No, no Biblioasis book made anyone's best of the decade, or not that I've come across. No Biblioasis author even made a best of the decade list, which is, in my view, a travesty. Michael Carbert over at the online magazine Encore Lit does attempt to remedy this. He chooses Terry Griggs's Rogue's Wedding and Russell Smith's Muriella Pent as being among the most egregiously overlooked books of the decade. And I would have to absolutely agree with him. Both of these books remain among my all-time favourite novels, and rank as among the best Canadian novels, in my opinion, ever published. They are two of the few books I'll probably re-read in the not-too-distant future.

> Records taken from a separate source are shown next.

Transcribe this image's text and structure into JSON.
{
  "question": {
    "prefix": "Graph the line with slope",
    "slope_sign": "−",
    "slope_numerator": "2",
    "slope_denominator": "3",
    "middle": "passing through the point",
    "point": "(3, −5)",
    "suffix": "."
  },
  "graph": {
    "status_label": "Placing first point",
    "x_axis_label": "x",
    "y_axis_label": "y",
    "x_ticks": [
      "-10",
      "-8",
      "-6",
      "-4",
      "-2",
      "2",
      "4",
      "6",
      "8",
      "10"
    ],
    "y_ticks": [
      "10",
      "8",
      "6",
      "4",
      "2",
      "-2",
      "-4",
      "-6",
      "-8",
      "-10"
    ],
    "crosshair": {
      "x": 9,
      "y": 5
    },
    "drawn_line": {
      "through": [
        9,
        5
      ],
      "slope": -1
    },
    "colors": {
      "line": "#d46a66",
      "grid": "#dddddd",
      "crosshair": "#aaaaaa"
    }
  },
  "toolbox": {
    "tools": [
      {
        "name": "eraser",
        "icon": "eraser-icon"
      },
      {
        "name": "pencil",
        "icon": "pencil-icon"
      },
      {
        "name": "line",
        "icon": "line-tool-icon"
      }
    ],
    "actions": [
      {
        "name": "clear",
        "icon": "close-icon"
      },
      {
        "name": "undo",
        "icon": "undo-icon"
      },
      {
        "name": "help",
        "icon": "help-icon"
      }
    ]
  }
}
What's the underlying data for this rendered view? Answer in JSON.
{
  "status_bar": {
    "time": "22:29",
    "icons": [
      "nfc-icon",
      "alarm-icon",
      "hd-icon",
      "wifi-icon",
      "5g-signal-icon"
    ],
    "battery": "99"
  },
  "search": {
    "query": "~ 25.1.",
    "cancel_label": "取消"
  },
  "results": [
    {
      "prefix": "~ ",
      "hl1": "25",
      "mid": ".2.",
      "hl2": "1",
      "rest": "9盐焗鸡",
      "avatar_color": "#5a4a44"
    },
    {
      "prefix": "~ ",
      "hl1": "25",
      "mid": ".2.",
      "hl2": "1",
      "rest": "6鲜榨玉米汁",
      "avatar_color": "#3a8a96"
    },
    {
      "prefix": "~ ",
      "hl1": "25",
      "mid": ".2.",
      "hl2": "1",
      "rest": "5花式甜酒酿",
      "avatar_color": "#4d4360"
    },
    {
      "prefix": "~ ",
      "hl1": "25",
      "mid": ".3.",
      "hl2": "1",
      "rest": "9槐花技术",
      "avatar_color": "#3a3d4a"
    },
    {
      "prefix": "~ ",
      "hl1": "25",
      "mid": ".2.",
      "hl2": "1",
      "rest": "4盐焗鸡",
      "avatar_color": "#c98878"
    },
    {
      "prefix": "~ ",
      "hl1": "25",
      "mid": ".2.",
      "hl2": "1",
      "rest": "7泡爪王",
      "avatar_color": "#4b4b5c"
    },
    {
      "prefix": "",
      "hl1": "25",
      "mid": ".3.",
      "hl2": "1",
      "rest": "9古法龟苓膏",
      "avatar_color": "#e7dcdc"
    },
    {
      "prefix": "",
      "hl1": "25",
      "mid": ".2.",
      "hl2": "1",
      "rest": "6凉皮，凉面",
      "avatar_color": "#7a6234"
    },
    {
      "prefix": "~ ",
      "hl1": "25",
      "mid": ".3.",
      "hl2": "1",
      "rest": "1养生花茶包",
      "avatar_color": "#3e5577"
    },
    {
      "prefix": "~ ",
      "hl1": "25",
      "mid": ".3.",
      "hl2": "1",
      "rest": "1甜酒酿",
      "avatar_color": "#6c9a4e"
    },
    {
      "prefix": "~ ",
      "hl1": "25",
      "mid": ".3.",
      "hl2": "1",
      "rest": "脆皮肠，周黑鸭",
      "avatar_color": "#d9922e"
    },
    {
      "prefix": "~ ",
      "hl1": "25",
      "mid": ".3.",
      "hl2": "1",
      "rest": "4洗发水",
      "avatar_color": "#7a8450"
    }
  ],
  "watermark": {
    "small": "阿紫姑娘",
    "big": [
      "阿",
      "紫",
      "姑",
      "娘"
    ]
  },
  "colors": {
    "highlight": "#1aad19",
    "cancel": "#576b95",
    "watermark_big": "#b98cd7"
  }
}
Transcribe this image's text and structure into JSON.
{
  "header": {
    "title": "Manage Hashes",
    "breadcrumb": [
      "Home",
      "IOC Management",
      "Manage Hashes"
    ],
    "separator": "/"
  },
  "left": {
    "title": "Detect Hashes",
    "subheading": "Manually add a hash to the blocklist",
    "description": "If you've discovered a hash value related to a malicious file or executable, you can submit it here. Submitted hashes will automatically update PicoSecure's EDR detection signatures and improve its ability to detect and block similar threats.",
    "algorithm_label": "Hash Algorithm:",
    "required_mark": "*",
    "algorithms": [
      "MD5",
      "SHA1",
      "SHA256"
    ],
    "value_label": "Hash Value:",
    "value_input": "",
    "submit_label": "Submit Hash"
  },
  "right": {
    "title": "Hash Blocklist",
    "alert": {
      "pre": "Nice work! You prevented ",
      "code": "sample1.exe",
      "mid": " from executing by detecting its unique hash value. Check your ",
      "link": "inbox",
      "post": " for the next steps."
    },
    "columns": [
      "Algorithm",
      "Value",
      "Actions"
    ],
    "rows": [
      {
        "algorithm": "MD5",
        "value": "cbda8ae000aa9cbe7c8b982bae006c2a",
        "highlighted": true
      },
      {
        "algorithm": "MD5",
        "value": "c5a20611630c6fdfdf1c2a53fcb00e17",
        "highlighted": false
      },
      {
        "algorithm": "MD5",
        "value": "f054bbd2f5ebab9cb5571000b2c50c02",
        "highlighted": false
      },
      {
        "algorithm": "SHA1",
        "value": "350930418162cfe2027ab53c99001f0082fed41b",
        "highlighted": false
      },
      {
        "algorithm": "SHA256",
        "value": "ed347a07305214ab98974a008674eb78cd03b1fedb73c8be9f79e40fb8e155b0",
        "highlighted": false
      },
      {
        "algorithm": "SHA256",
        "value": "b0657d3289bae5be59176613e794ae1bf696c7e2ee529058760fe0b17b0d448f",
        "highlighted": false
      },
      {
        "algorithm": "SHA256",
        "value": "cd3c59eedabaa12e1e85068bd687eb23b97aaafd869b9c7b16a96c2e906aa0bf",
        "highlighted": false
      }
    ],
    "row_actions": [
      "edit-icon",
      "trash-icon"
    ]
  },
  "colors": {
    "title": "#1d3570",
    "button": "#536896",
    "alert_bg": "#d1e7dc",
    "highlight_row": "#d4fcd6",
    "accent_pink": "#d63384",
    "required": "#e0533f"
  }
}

Some other picks, judged by a scan of my bookshelves, that rank as among my favourite books published this past decade. I don't know if any of them made a Best of the Decade list. All of them quite easily could have:
Annabel Lyon's Oxygen
Clark Blaise's Selected Stories (Four Volumes, published by the Porcupine's Quill)
Ray Robertson's Gently Down the Stream
Caroline Adderson's Pleased to Meet You
Mark Anthony Jarman's 19 Knives
Lisa Moore's Open
Jhumpa Lahiri's Interpreter of Maladies
Alistair MacLeod's Island
Leonard Michael's Collected Stories
Horacio Castellanos Moya's Senselessness.
Alice Munro's Hateship Friendship, Courtship, Loveship, Marriage (or almost anything else by her)
Certainly, this list overlooks many, including books we've published here, books I've borrowed, books in one of the dozens of boxes still in a storage locker, books I've taken from the library, books I've loaned out and lost. Not to mention non-fiction and poetry. And it is heavily slanted to short fiction: counting Rogue's Wedding and Muriella Pent, 9 of 13 titles are short fiction collections. But it will suffice in a pinch.
Carbert, though, is right: Griggs and Smith: if you haven't read them, do yourself the favour.